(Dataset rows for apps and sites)
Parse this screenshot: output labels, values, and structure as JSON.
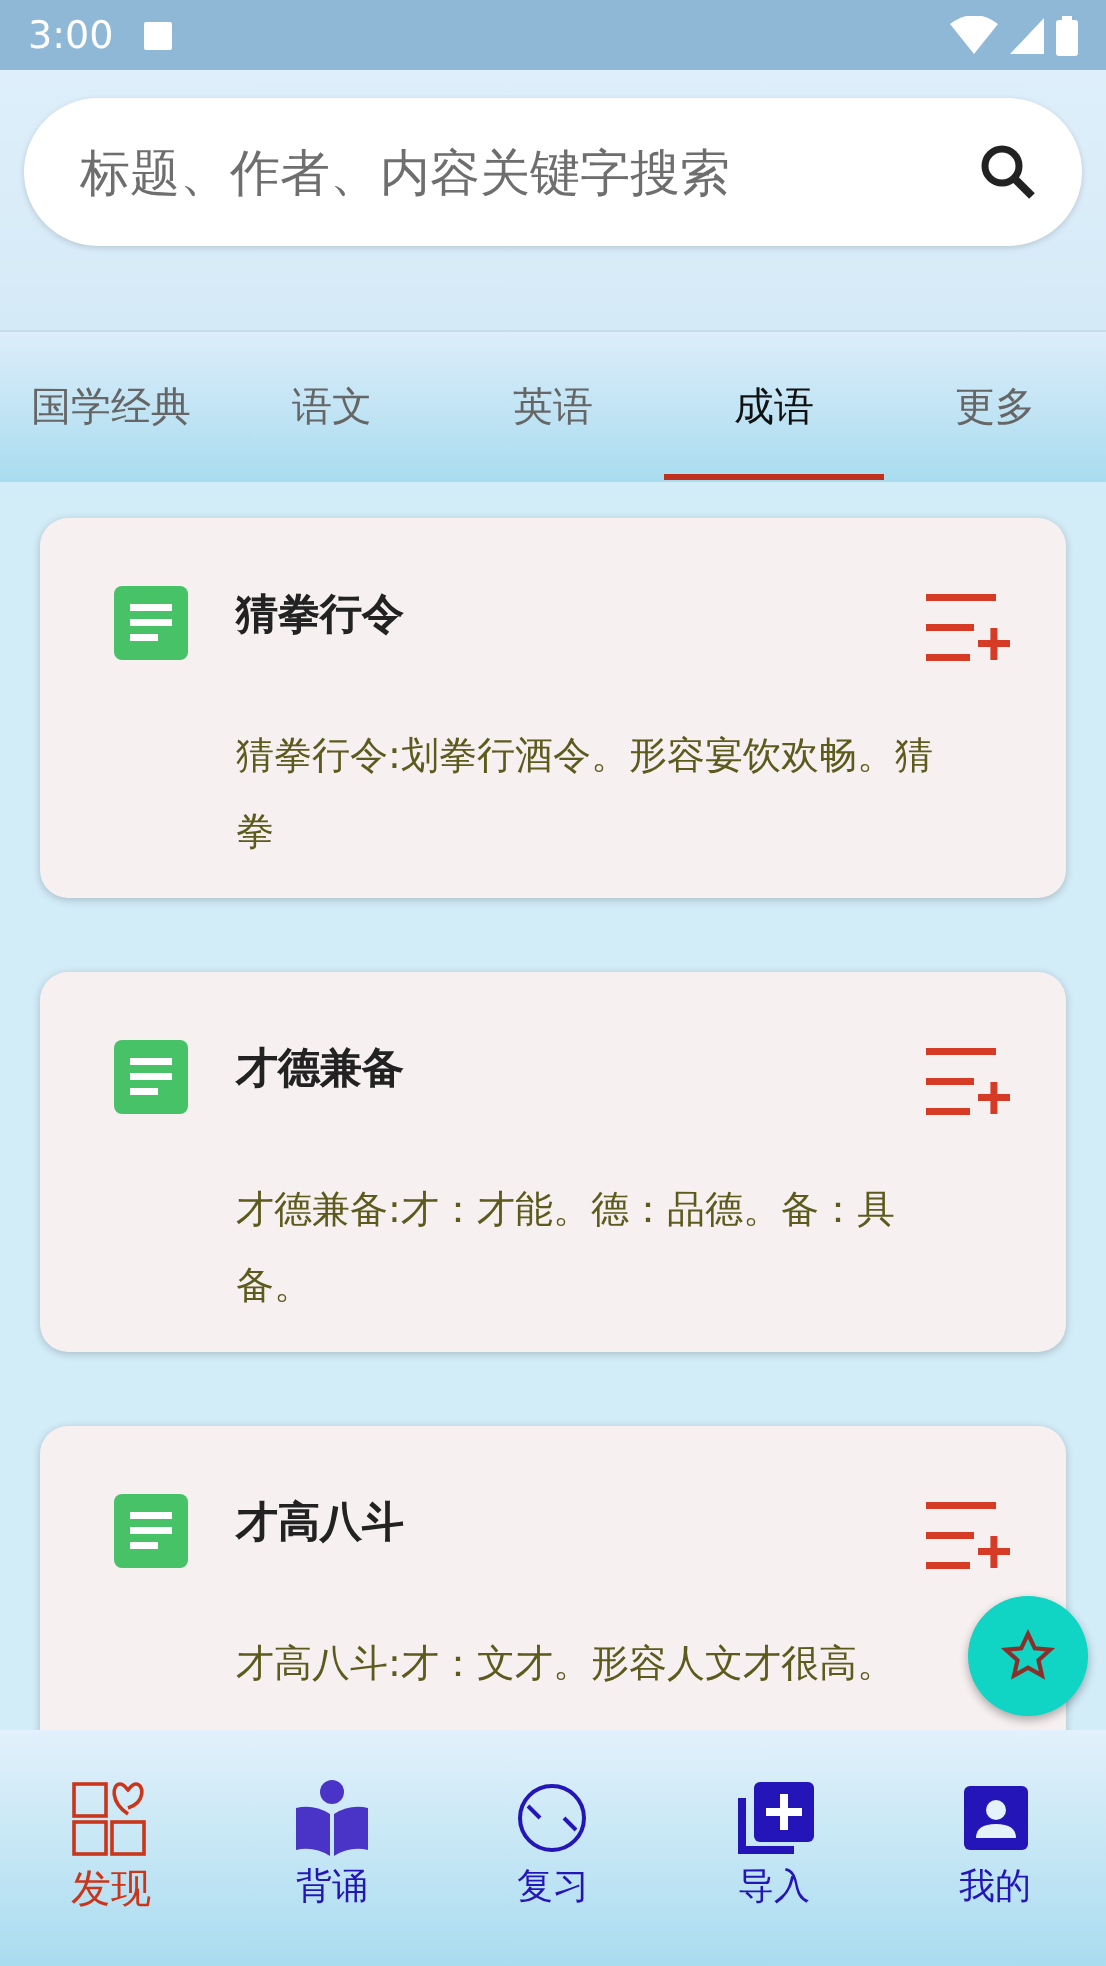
{
  "status_bar": {
    "time": "3:00"
  },
  "search": {
    "placeholder": "标题、作者、内容关键字搜索"
  },
  "tabs": [
    {
      "label": "国学经典",
      "selected": false
    },
    {
      "label": "语文",
      "selected": false
    },
    {
      "label": "英语",
      "selected": false
    },
    {
      "label": "成语",
      "selected": true
    },
    {
      "label": "更多",
      "selected": false
    }
  ],
  "cards": [
    {
      "title": "猜拳行令",
      "text": "猜拳行令:划拳行酒令。形容宴饮欢畅。猜拳"
    },
    {
      "title": "才德兼备",
      "text": "才德兼备:才：才能。德：品德。备：具备。"
    },
    {
      "title": "才高八斗",
      "text": "才高八斗:才：文才。形容人文才很高。"
    }
  ],
  "bottom_nav": [
    {
      "label": "发现",
      "selected": true
    },
    {
      "label": "背诵",
      "selected": false
    },
    {
      "label": "复习",
      "selected": false
    },
    {
      "label": "导入",
      "selected": false
    },
    {
      "label": "我的",
      "selected": false
    }
  ]
}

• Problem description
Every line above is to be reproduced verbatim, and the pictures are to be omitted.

• Task solution
Parse this screenshot: output labels, values, and structure as JSON.
{
  "status_bar": {
    "time": "3:00"
  },
  "search": {
    "placeholder": "标题、作者、内容关键字搜索"
  },
  "tabs": [
    {
      "label": "国学经典",
      "selected": false
    },
    {
      "label": "语文",
      "selected": false
    },
    {
      "label": "英语",
      "selected": false
    },
    {
      "label": "成语",
      "selected": true
    },
    {
      "label": "更多",
      "selected": false
    }
  ],
  "cards": [
    {
      "title": "猜拳行令",
      "text": "猜拳行令:划拳行酒令。形容宴饮欢畅。猜拳"
    },
    {
      "title": "才德兼备",
      "text": "才德兼备:才：才能。德：品德。备：具备。"
    },
    {
      "title": "才高八斗",
      "text": "才高八斗:才：文才。形容人文才很高。"
    }
  ],
  "bottom_nav": [
    {
      "label": "发现",
      "selected": true
    },
    {
      "label": "背诵",
      "selected": false
    },
    {
      "label": "复习",
      "selected": false
    },
    {
      "label": "导入",
      "selected": false
    },
    {
      "label": "我的",
      "selected": false
    }
  ]
}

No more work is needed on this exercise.